The Center’s research activities align with USDOT’s 2014-2015 strategic goals by considering the 12 vision elements identified by USDOT as the major defining elements of a Smart City. The Center’s 3 Research Thrust Areas cover 9 of 12 vision elements of USDOT’s Smart Cities.


Thrust Area 1: Urban Mobility and Connected Citizens

NYC is increasingly home to a number of leading projects on large-scale urban human tracking, mobility and connected vehicles (CV). The C2SMART researchers are involved with two of these ongoing large-scale projects:

(1) USDOT’s CV pilot deployment program. NYC is one of three CV pilot test sites selected by the USDOT, where NYCDOT is instrumenting up to 10,000 vehicles. Two of the C2SMART leaders, Professors Ozbay and Kamga, are part of this new project and are closely working with NYCDOT. Under Thrust Area 1, the NYCDOT CV pilot test will be one of the major initiatives that will drive our research agenda. Lessons learned from this project will form the basis for deployment at other U.S. cities.

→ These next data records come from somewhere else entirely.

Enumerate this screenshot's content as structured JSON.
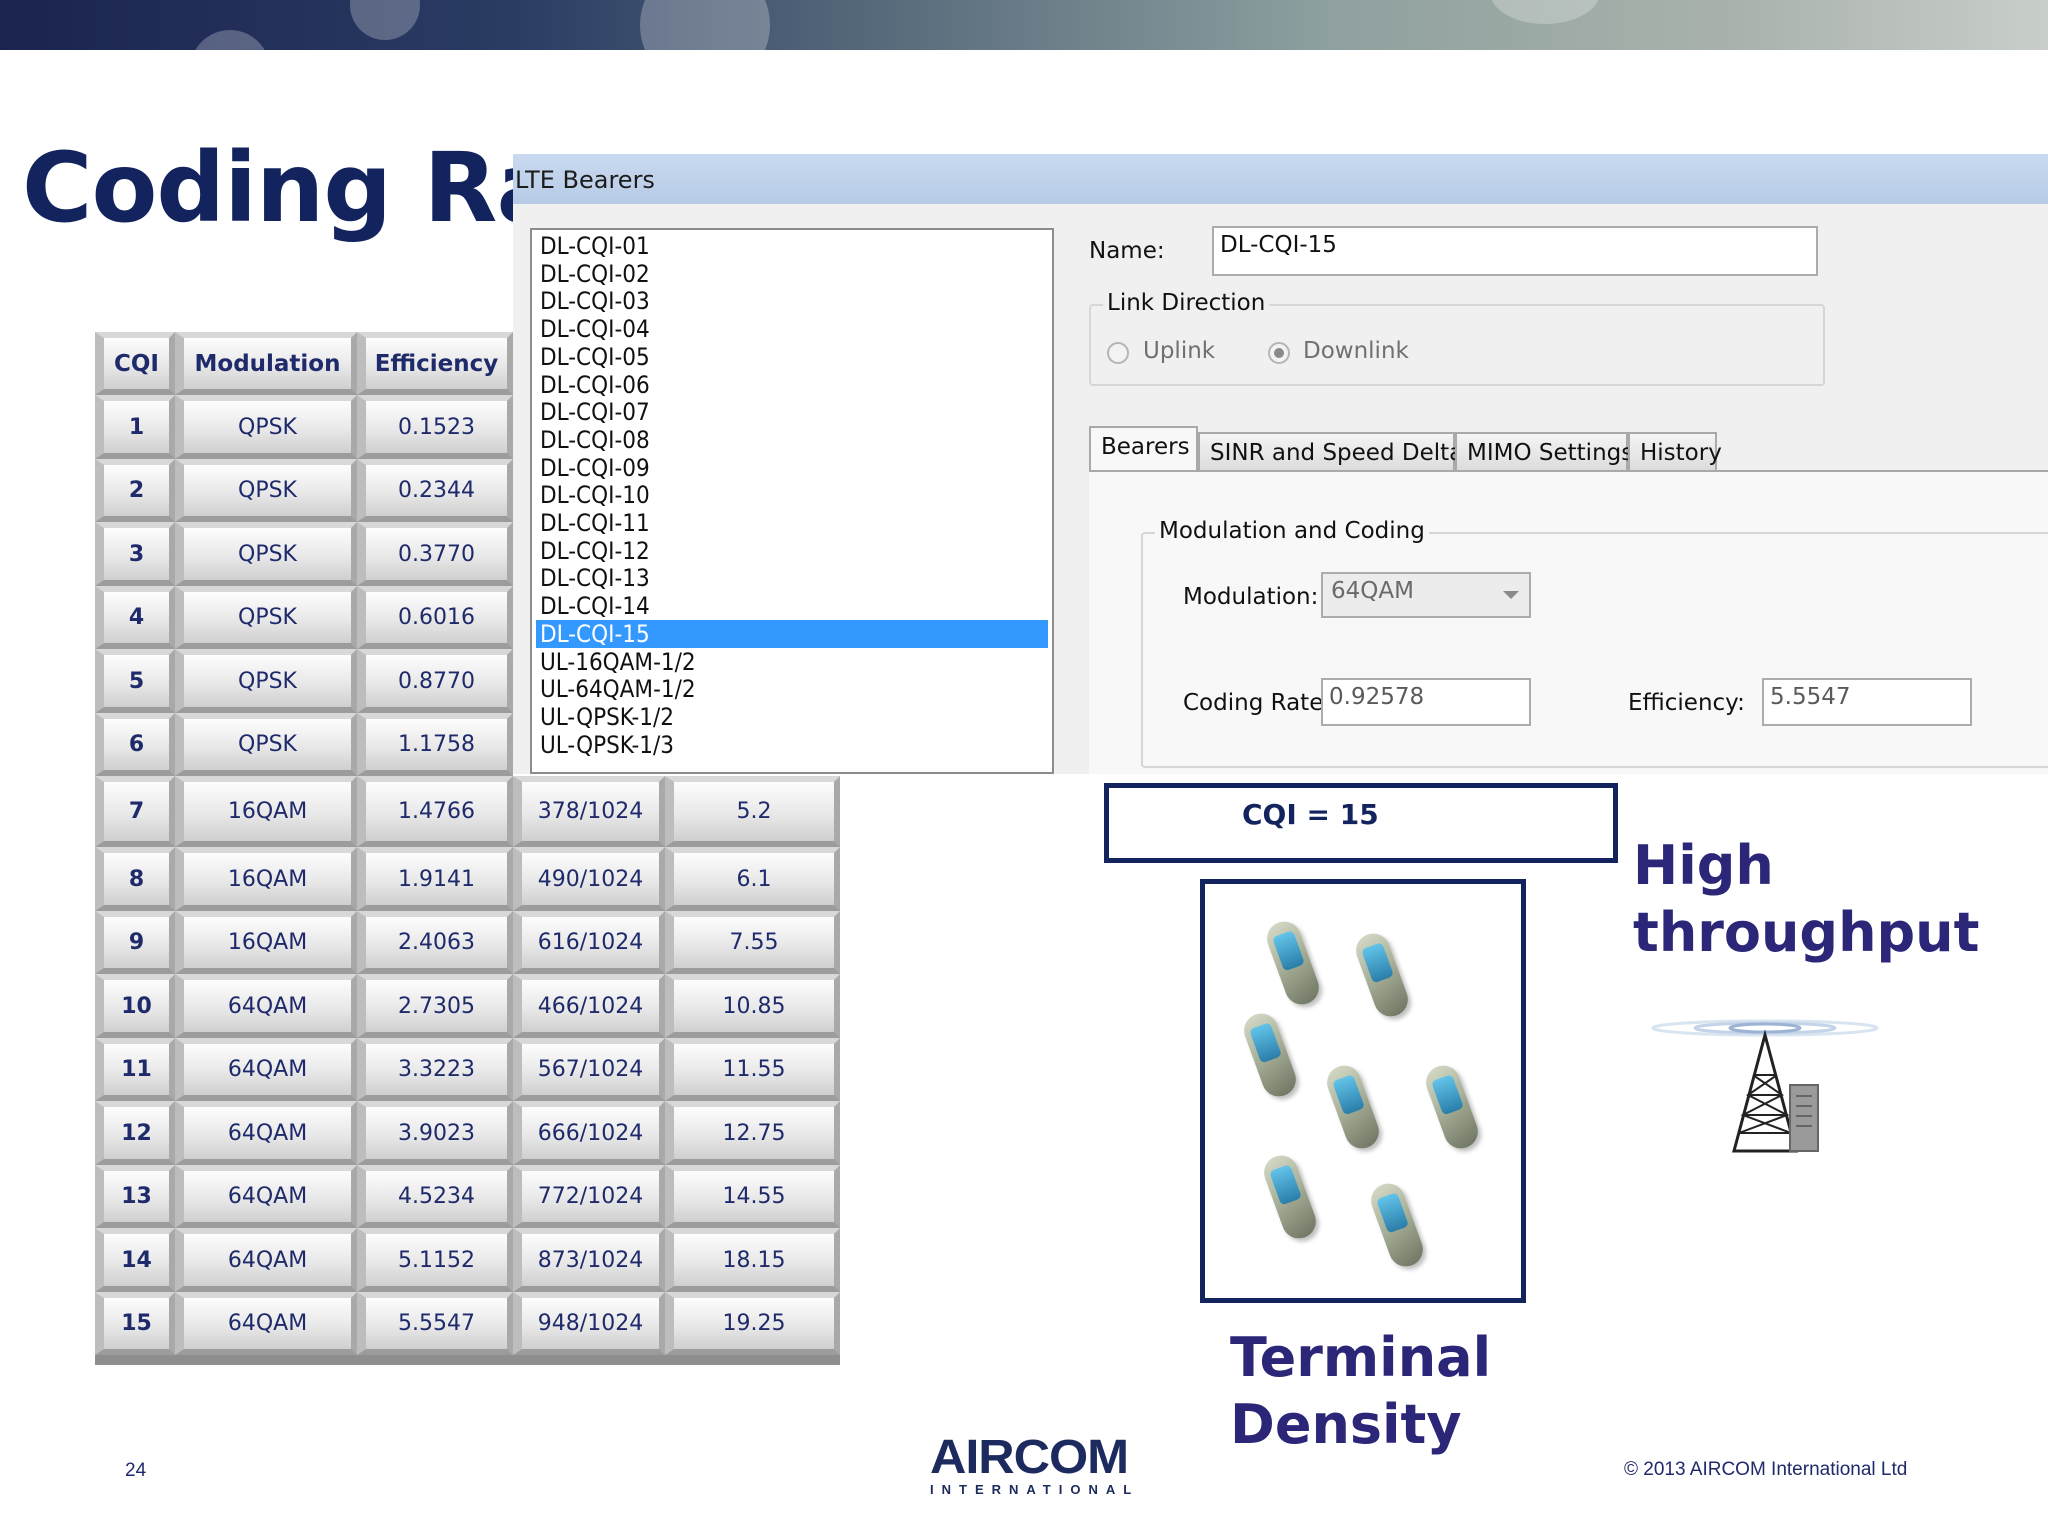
{
  "slide": {
    "title": "Coding Ra",
    "page_number": "24",
    "copyright": "© 2013 AIRCOM International Ltd",
    "logo": {
      "word": "AIRCOM",
      "sub": "INTERNATIONAL"
    },
    "brand_color": "#12235e"
  },
  "table": {
    "headers": [
      "CQI",
      "Modulation",
      "Efficiency"
    ],
    "rows": [
      [
        "1",
        "QPSK",
        "0.1523"
      ],
      [
        "2",
        "QPSK",
        "0.2344"
      ],
      [
        "3",
        "QPSK",
        "0.3770"
      ],
      [
        "4",
        "QPSK",
        "0.6016"
      ],
      [
        "5",
        "QPSK",
        "0.8770"
      ],
      [
        "6",
        "QPSK",
        "1.1758"
      ],
      [
        "7",
        "16QAM",
        "1.4766",
        "378/1024",
        "5.2"
      ],
      [
        "8",
        "16QAM",
        "1.9141",
        "490/1024",
        "6.1"
      ],
      [
        "9",
        "16QAM",
        "2.4063",
        "616/1024",
        "7.55"
      ],
      [
        "10",
        "64QAM",
        "2.7305",
        "466/1024",
        "10.85"
      ],
      [
        "11",
        "64QAM",
        "3.3223",
        "567/1024",
        "11.55"
      ],
      [
        "12",
        "64QAM",
        "3.9023",
        "666/1024",
        "12.75"
      ],
      [
        "13",
        "64QAM",
        "4.5234",
        "772/1024",
        "14.55"
      ],
      [
        "14",
        "64QAM",
        "5.1152",
        "873/1024",
        "18.15"
      ],
      [
        "15",
        "64QAM",
        "5.5547",
        "948/1024",
        "19.25"
      ]
    ]
  },
  "dialog": {
    "title": "LTE Bearers",
    "bearers": [
      "DL-CQI-01",
      "DL-CQI-02",
      "DL-CQI-03",
      "DL-CQI-04",
      "DL-CQI-05",
      "DL-CQI-06",
      "DL-CQI-07",
      "DL-CQI-08",
      "DL-CQI-09",
      "DL-CQI-10",
      "DL-CQI-11",
      "DL-CQI-12",
      "DL-CQI-13",
      "DL-CQI-14",
      "DL-CQI-15",
      "UL-16QAM-1/2",
      "UL-64QAM-1/2",
      "UL-QPSK-1/2",
      "UL-QPSK-1/3"
    ],
    "selected_bearer": "DL-CQI-15",
    "name_label": "Name:",
    "name_value": "DL-CQI-15",
    "link_direction": {
      "label": "Link Direction",
      "uplink": "Uplink",
      "downlink": "Downlink",
      "selected": "Downlink"
    },
    "tabs": [
      "Bearers",
      "SINR and Speed Delta",
      "MIMO Settings",
      "History"
    ],
    "active_tab": "Bearers",
    "modulation_coding": {
      "group_label": "Modulation and Coding",
      "modulation_label": "Modulation:",
      "modulation_value": "64QAM",
      "coding_rate_label": "Coding Rate:",
      "coding_rate_value": "0.92578",
      "efficiency_label": "Efficiency:",
      "efficiency_value": "5.5547"
    },
    "selection_color": "#3399ff"
  },
  "annotations": {
    "cqi_label": "CQI = 15",
    "throughput_line1": "High",
    "throughput_line2": "throughput",
    "density_line1": "Terminal",
    "density_line2": "Density"
  }
}
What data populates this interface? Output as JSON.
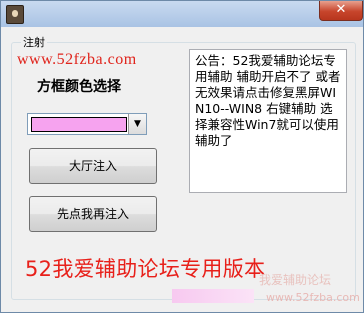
{
  "titlebar": {
    "close_glyph": "✕"
  },
  "group": {
    "title": "注射"
  },
  "site_url": "www.52fzba.com",
  "color": {
    "title": "方框颜色选择",
    "selected": "#f6a3ef",
    "drop_glyph": "▼"
  },
  "buttons": {
    "hall": "大厅注入",
    "first": "先点我再注入"
  },
  "notice": "公告：52我爱辅助论坛专用辅助 辅助开启不了 或者无效果请点击修复黑屏WIN10--WIN8 右键辅助 选择兼容性Win7就可以使用辅助了",
  "banner": "52我爱辅助论坛专用版本",
  "watermark": {
    "logo": "我爱辅助论坛",
    "url": "www.52fzba.com"
  },
  "icons": {
    "app": "app-icon",
    "close": "close-icon",
    "dropdown": "chevron-down-icon"
  }
}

(2) The Kavli Human Understanding through Measurement and Analysis (HUMAN) Project (KHP) led by Professor Glimcher of NYU. This project is employing recent advances in technology and data analytics to gather information on 10,000 individuals across a broad array of domains—neuroscience, genetics, medicine, psychology, economics, sociology, and urban informatics—over a span of two decades. Using the latest methods in data management to maintain security and protect participant privacy, this rich resource will be made accessible to the research community in order to facilitate previously unattainable advancements in medicine, the social sciences, and understanding the roots of human behavior, while fostering evidence-based public policies. This is the first such study in the world and has been compared in significance to the Sloan Digital Sky Survey that revolutionized astronomy.


Thrust Area 2: Urban Analytics for Smart Cities

NYU, in collaboration with over 15 agencies in NYC and numerous national labs and industry partners, started a new research and education initiative under the name of Center for Urban Science and Progress (CUSP). CUSP’s main focus is on the use of “Big Data” to solve urban problems. To achieve this ambitious goal, CUSP has established a number of research and education programs specifically in urban analytics. The goal of these programs is to create data sets, sensors, and tools that will make our cities smarter.

In April 2015, nine UTEP faculty members from four departments, led by Professor Kelvin Cheu, initiated the Smart Cities Research Community. The group has received funds as part of the Center for Advanced Infrastructure and Transportation (Rutgers Tier 1 UTC) on a project, “Research Challenges toward the Implementation of Smart Cities in the United States,” with focuses on smart building, smart bridges and smart mobility. Strategic partnerships were quickly established with the Faculty of Transportation Sciences, Czech Technical University, Czech Republic, and College of Economics and Business Administration, University of Guadalajara, Mexico. In 2016, the UTEP and University of Guadalajara secured funding from Partners of the Americas Foundation to support the U.S.-Mexico Bi-Directional Study Abroad Program on Smart Cities, the first such international course with credits recognized by both universities. The UTEP Smart Cities Community is also in constant discussions for collaborative opportunities with the City of El Paso, which is designated by the Rockefeller Foundation as one of 100 Resilient Cities.


Thrust Area 3: Resilient, Secure, and Smart Transportation Infrastructure

Rutgers University (RU) and specifically Rutgers Infrastructure Monitoring and Evaluation (RIME) laboratory has been at the forefront of creating smart and resilient infrastructure from the bottom up in the last 15 years. Professor Nassif’s work on Structural Health Monitoring (SHM) with several state and federal agencies has paved the way to a smarter transportation infrastructure that is also more resilient and secure. Instrumentation of the Doremus Avenue Bridge, a pioneering implementation of a SHM system during and after construction in the early 2000’s, was an inflection point in the practice of SHM in the U.S. The RIME laboratory continues to instrument major transportation infrastructure elements of key facilities such as the New Jersey Turnpike (NJTPK), NJDOT’s Doremus Avenue Bridge, and NJ TRANSIT bridges with the ultimate goal of improving resiliency and reliability of our transportation system. Infrastructure design in the context of system of SoS also depends on its interaction with the smart grid and evaluation of resiliency.

The International Center for Enterprise Preparedness (InterCEP) at NYU led by Professor Bill Raisch was recently initiated to maintain a Regional Resilience Program for the Port Authority of New York and New Jersey (PANYNJ), called the Metropolitan Regional Resilience Network.